I was saddened to hear that Don Baylor died yesterday at the age of 68. Baylor was one of the great power hitters of the 1970’s and 1980’s. For Twins fans like me, Baylor will always be well known for his game-tying home run in Game 6 of the 1987 World Series. Baylor played in just 20 regular season games for the Twins in 1987, and ironically enough, didn’t hit a home run in any of those games. But he came through when the chips were down in the postseason.
Baylor had a 19-year playing career, from 1970 to 1988. His best season came in 1979, when he was the AL MVP, leading the league in both runs scored and RBIs, and slugging a career-high 36 home runs for the California Angels. Baylor wasn’t a Hall of Famer, but he was an excellent player for many years, and he put up some pretty awesome career numbers. His 338 home runs are still good enough for 100th on the all-time list. To give you an idea of how the game has changed over the last 23 years, in 1994 he was 50th on the all-time home run list. Baylor also had good speed, as he stole 285 bases over his career, with a high of 52 for the Oakland A’s in 1976. Of course, no summary of Baylor’s career would be complete without mentioning his knack for getting hit with a pitch. Baylor was hit 267 times in his career, setting a modern-day record that Craig Biggio eventually broke.

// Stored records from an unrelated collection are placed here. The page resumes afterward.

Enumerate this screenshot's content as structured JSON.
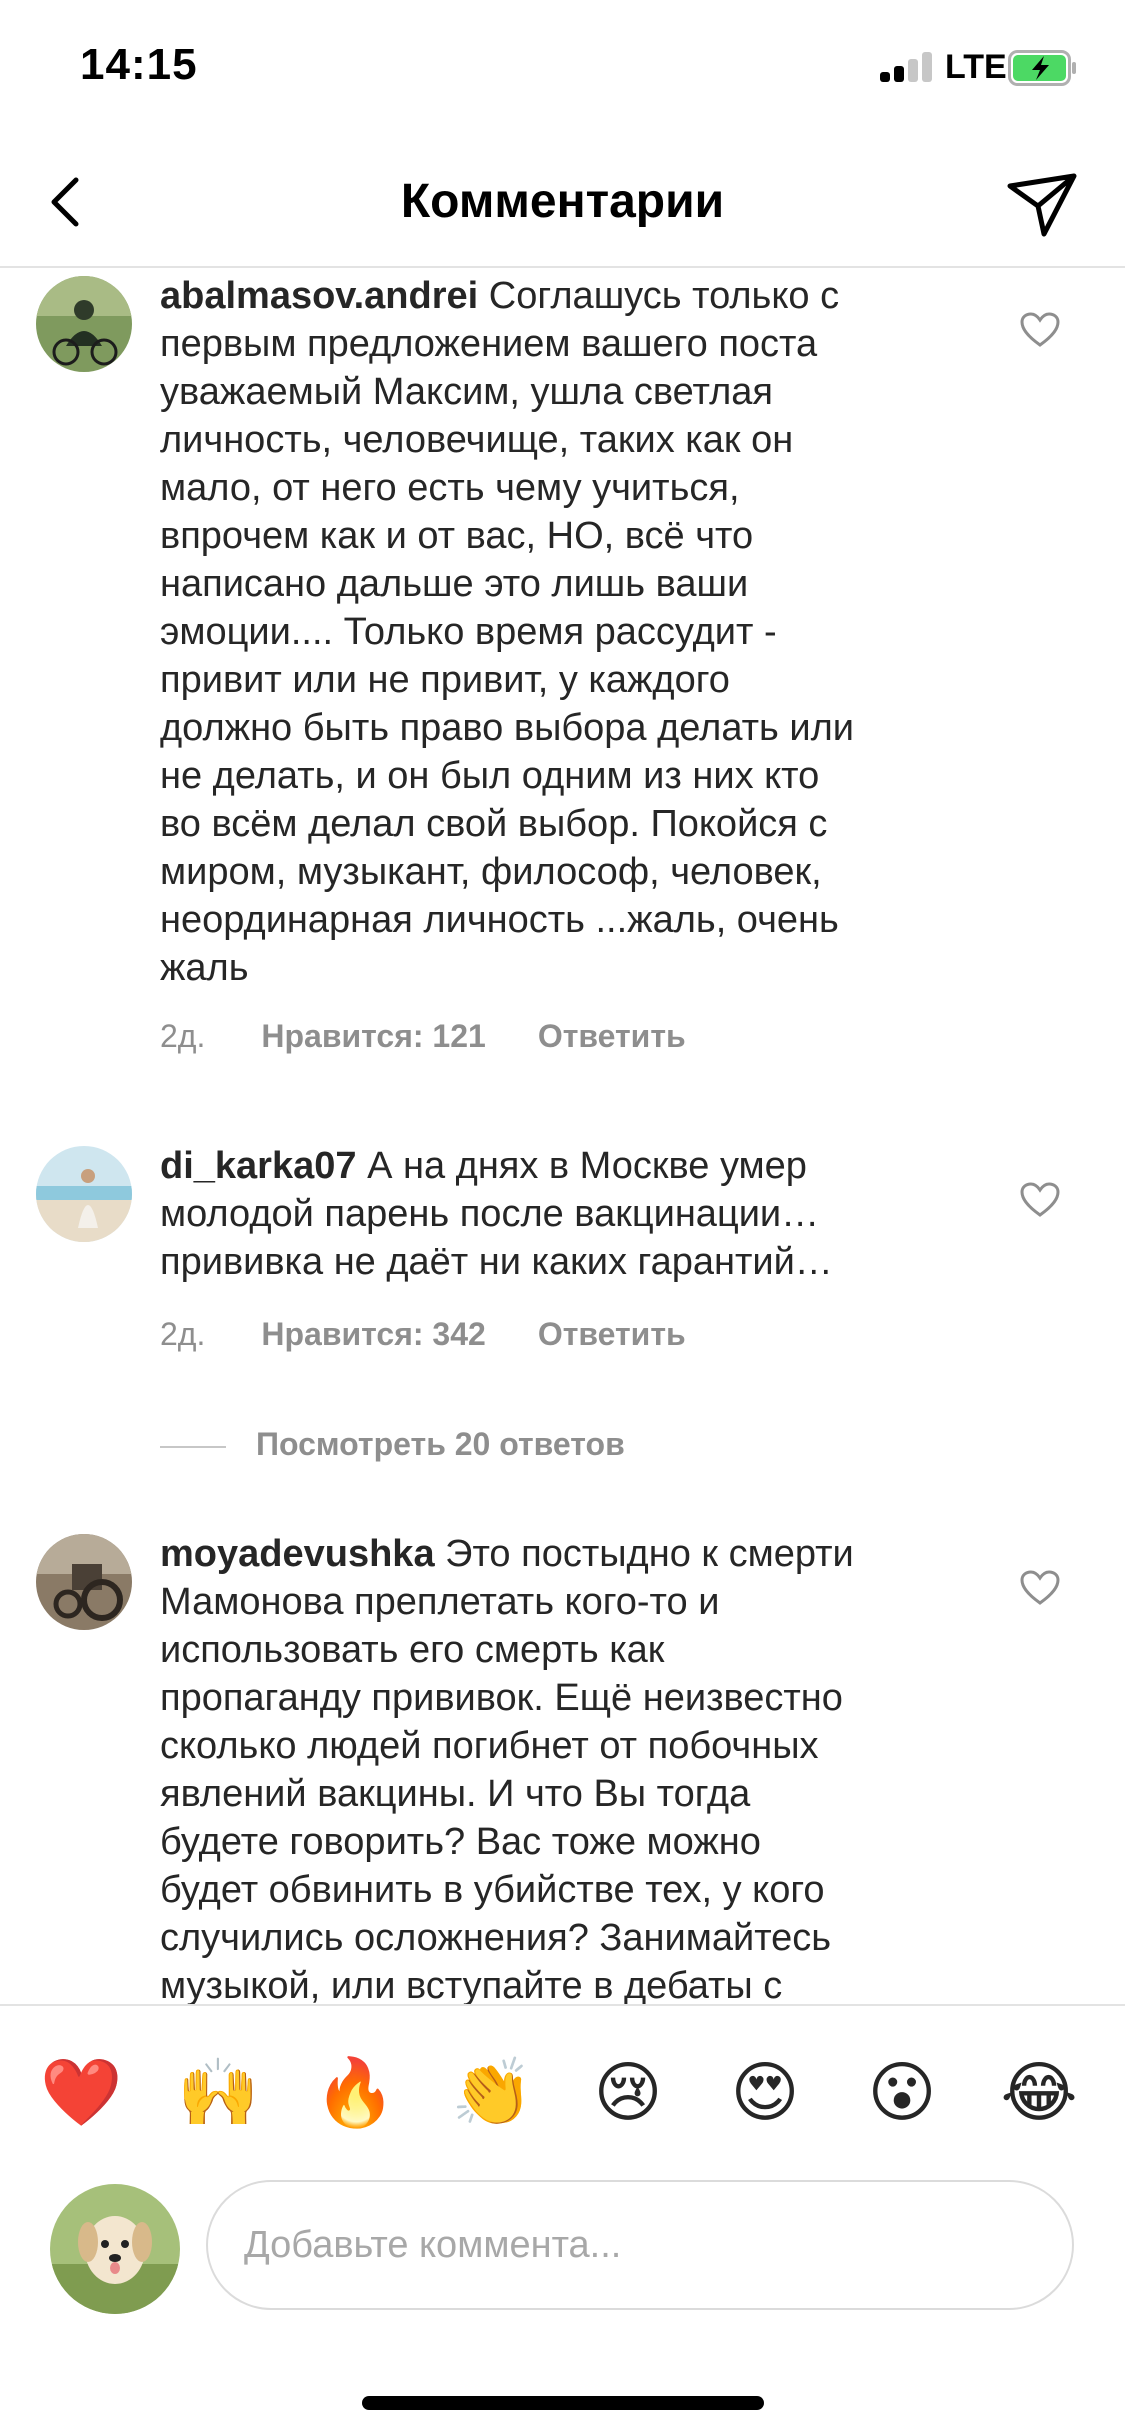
{
  "status_bar": {
    "time": "14:15",
    "network": "LTE"
  },
  "header": {
    "title": "Комментарии",
    "back_icon": "chevron-left-icon",
    "share_icon": "paper-plane-icon"
  },
  "comments": [
    {
      "username": "abalmasov.andrei",
      "text": "Соглашусь только с\nпервым предложением вашего поста\nуважаемый Максим, ушла светлая\nличность, человечище, таких как он\nмало,  от него есть чему учиться,\nвпрочем как и от вас, НО,  всё что\nнаписано дальше это лишь ваши\nэмоции.... Только время рассудит -\nпривит или не привит, у каждого\nдолжно быть право выбора делать или\nне делать, и он был одним из них кто\nво всём делал свой выбор.  Покойся с\nмиром, музыкант, философ, человек,\nнеординарная личность ...жаль, очень\nжаль",
      "time": "2д.",
      "likes": "Нравится: 121",
      "reply": "Ответить"
    },
    {
      "username": "di_karka07",
      "text": "А на днях в Москве умер\nмолодой парень после вакцинации…\nпрививка не даёт ни каких гарантий…",
      "time": "2д.",
      "likes": "Нравится: 342",
      "reply": "Ответить",
      "view_replies": "Посмотреть 20 ответов"
    },
    {
      "username": "moyadevushka",
      "text": "Это постыдно к смерти\nМамонова преплетать кого-то и\nиспользовать его смерть как\nпропаганду прививок. Ещё неизвестно\nсколько людей погибнет от побочных\nявлений вакцины. И что Вы тогда\nбудете говорить? Вас тоже можно\nбудет обвинить в убийстве тех, у кого\nслучились осложнения? Занимайтесь\nмузыкой, или вступайте в дебаты с"
    }
  ],
  "emoji_bar": [
    "❤️",
    "🙌",
    "🔥",
    "👏",
    "😢",
    "😍",
    "😮",
    "😂"
  ],
  "composer": {
    "placeholder": "Добавьте коммента..."
  },
  "colors": {
    "text": "#262626",
    "secondary": "#8e8e8e",
    "divider": "#e3e3e3",
    "battery": "#4cd964"
  }
}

I met Don Baylor at a baseball card show when I was a kid, it must have been shortly after he retired, probably 1989 or 1990. I can’t remember a lot about him, but I remember him being nice, and all of the pieces I’ve read about him today reinforced that he was truly a nice guy. The signed picture I have of him is with his second stop with the Oakland A’s, in 1988, when he achieved the unique distinction of playing in the World Series in 3 consecutive years with 3 different teams-1986 Boston Red Sox, 1987 Minnesota Twins, and the 1988 Oakland A’s.

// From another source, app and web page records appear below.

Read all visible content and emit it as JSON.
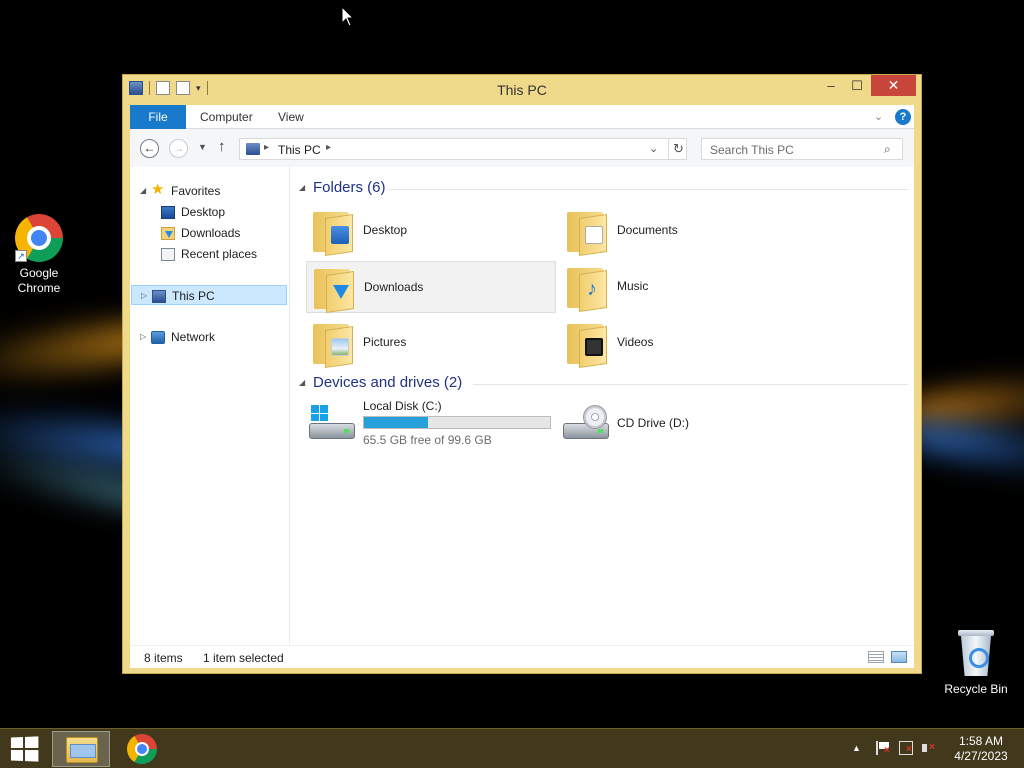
{
  "desktop": {
    "icons": [
      {
        "label_line1": "Google",
        "label_line2": "Chrome"
      },
      {
        "label": "Recycle Bin"
      }
    ]
  },
  "window": {
    "title": "This PC",
    "controls": {
      "minimize": "–",
      "maximize": "☐",
      "close": "✕"
    }
  },
  "ribbon": {
    "tabs": [
      "File",
      "Computer",
      "View"
    ],
    "help": "?"
  },
  "address": {
    "path": "This PC",
    "search_placeholder": "Search This PC"
  },
  "navpane": {
    "favorites": "Favorites",
    "favorites_items": [
      "Desktop",
      "Downloads",
      "Recent places"
    ],
    "this_pc": "This PC",
    "network": "Network"
  },
  "content": {
    "folders_header": "Folders (6)",
    "folders": [
      "Desktop",
      "Documents",
      "Downloads",
      "Music",
      "Pictures",
      "Videos"
    ],
    "selected_folder": "Downloads",
    "devices_header": "Devices and drives (2)",
    "drives": [
      {
        "name": "Local Disk (C:)",
        "free": "65.5 GB free of 99.6 GB",
        "used_fraction": 0.342
      },
      {
        "name": "CD Drive (D:)"
      }
    ]
  },
  "status": {
    "items": "8 items",
    "selected": "1 item selected"
  },
  "taskbar": {
    "time": "1:58 AM",
    "date": "4/27/2023"
  },
  "colors": {
    "title_bar": "#efd98a",
    "file_tab": "#1979ca",
    "close_button": "#c7453a",
    "progress_fill": "#26a0da",
    "selection": "#cce8ff"
  }
}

I read Don Baylor’s autobiography when I was a kid, but I can’t say I remember a lot about it. Autobiographies of baseball players made up a lot of my reading back in those days of my childhood. I’ve always been struck by how Don Baylor’s career is kind of a reverse image of Reggie Jackson’s. Granted, Baylor never climbed the ladder of super-duper stardom the way that Reggie did, but Baylor played for all of the same teams that Reggie did. Jackson and Baylor were part of the blockbuster trade that sent Reggie to the Orioles in April of 1976. Jackson played only one year for the Orioles, while Baylor only played one year for the A’s. While Reggie went to the Yankees and then to the Angels, Baylor went to the Angels and then to the Yankees. Jackson and Baylor were teammates for one year, on the 1982 Angels. Jackson led the AL in home runs that year with 39, while Baylor added 24 home runs of his own. Adding to the symmetry of their careers, both played their last season for the Oakland A’s, Jackson in 1987, Baylor in 1988.
Don Baylor was a great baseball player, and his memory will continue to live on.